Hot Helium Handler
Pebble-bed nuclear power plants, which would be cooled by helium gas and powered by uranium encased in graphite spheres, could provide safer nuclear power. One significant roadblock to the adoption of the pebble-bed reactor is the requirement of its superheated helium gas for a far more complex gas-turbine system than is needed by today’s nuclear plants, which produce much cooler steam. Potchefstroom University in South Africa has made the world’s first successful prototype of such a turbine system. Potchefstroom engineers built a 15-meter-long apparatus that, says lead engineer Gideon Greyvenstein, allows expansion of superheated gas directly from the reactor and compresses it for the return trip, tolerates temperatures of 700C, and includes novel control systems. The engineers developed modeling software to manage such critical operational concerns as overall system pressure. Building a full-blown pebble-bed plant requires decisions from South Africa’s government, as well as Eskom, the state utility, and its industrial partners. Those approvals could be granted within a year.

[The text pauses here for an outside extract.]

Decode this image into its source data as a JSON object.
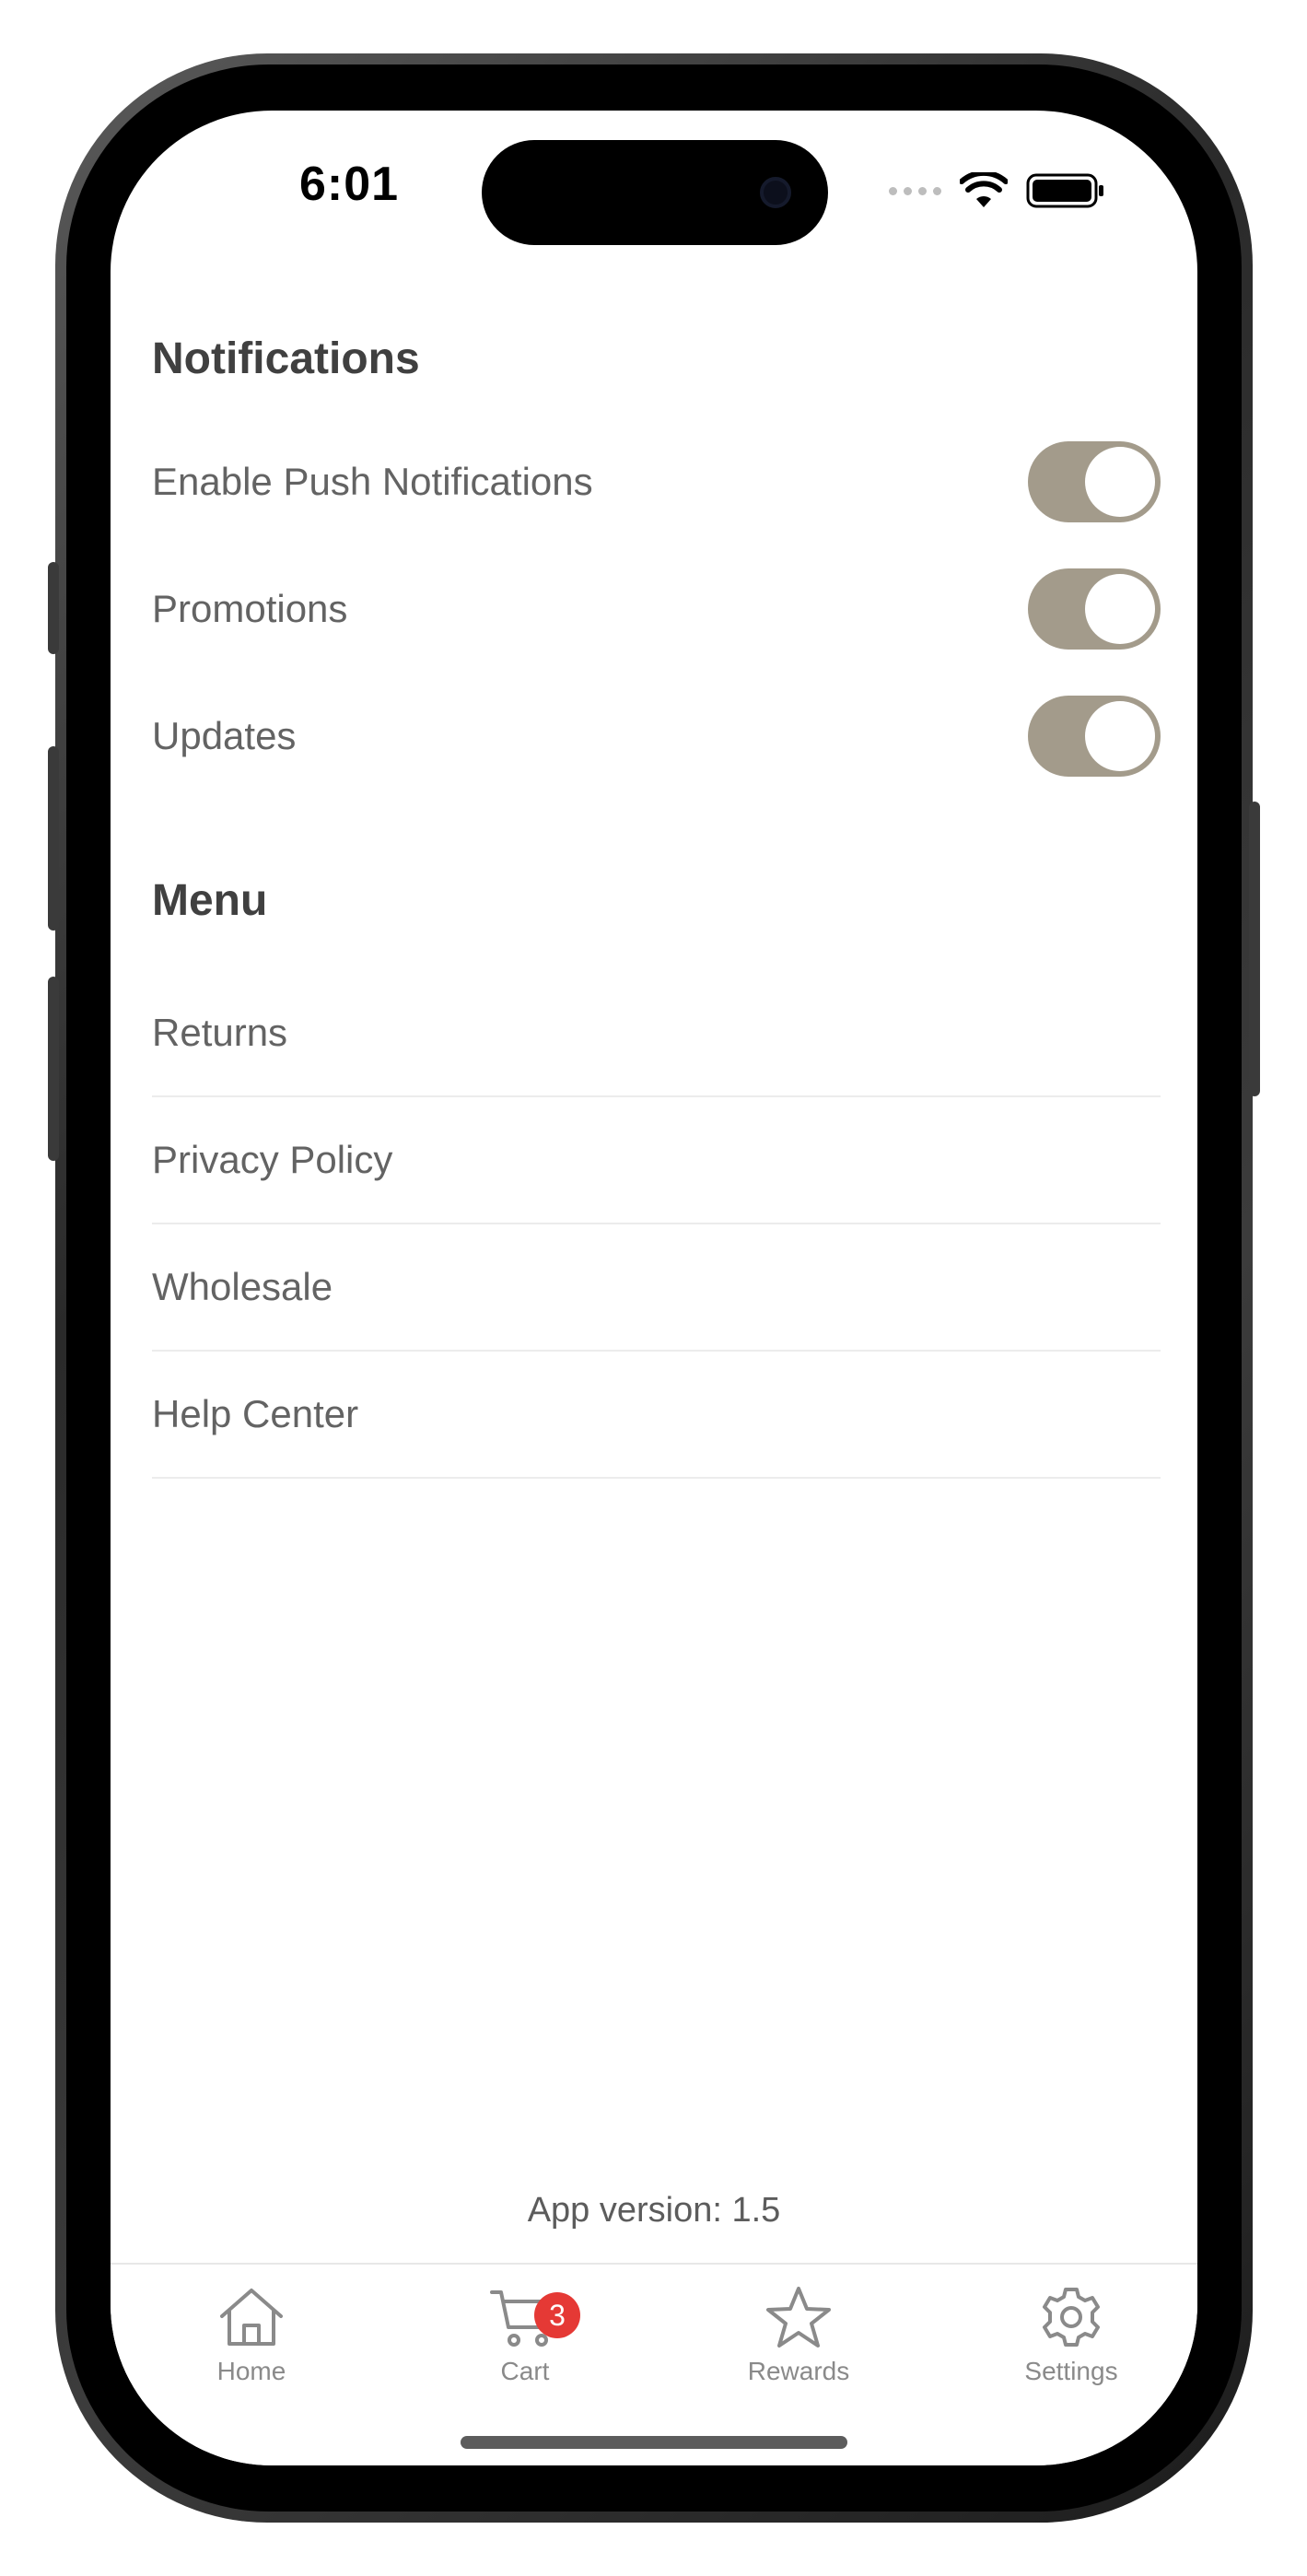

The days of fuzzy television may be numbered. Often this annoyance is the result of electromagnetic fields generated by other equipment, say, a vacuum cleaner that shares the circuit with the TV. Banishing the problem entirely would require prohibitively large and expensive versions of devices called filter capacitors. But MIT electrical engineer David Perreault and his colleagues have found a better way to fix TV fuzz and such similar problems as cell phone and car radio static. The approach calls for printing patterns of copper on the circuit boards that carry the filter capacitors. These patterns, called coupled magnetic windings, enhance the performance of the capacitors by generating a tiny voltage from magnetic fields associated with currents in the circuit. The voltage forces the currents to pass through the capacitor for filtering. The payoff: filtering that is 10 to 30 times more effective. And because the copper can be included in the standard manufacturing process at no added cost, “you get something for nothing,” says Perreault, who expects the technology to be commercialized within two years.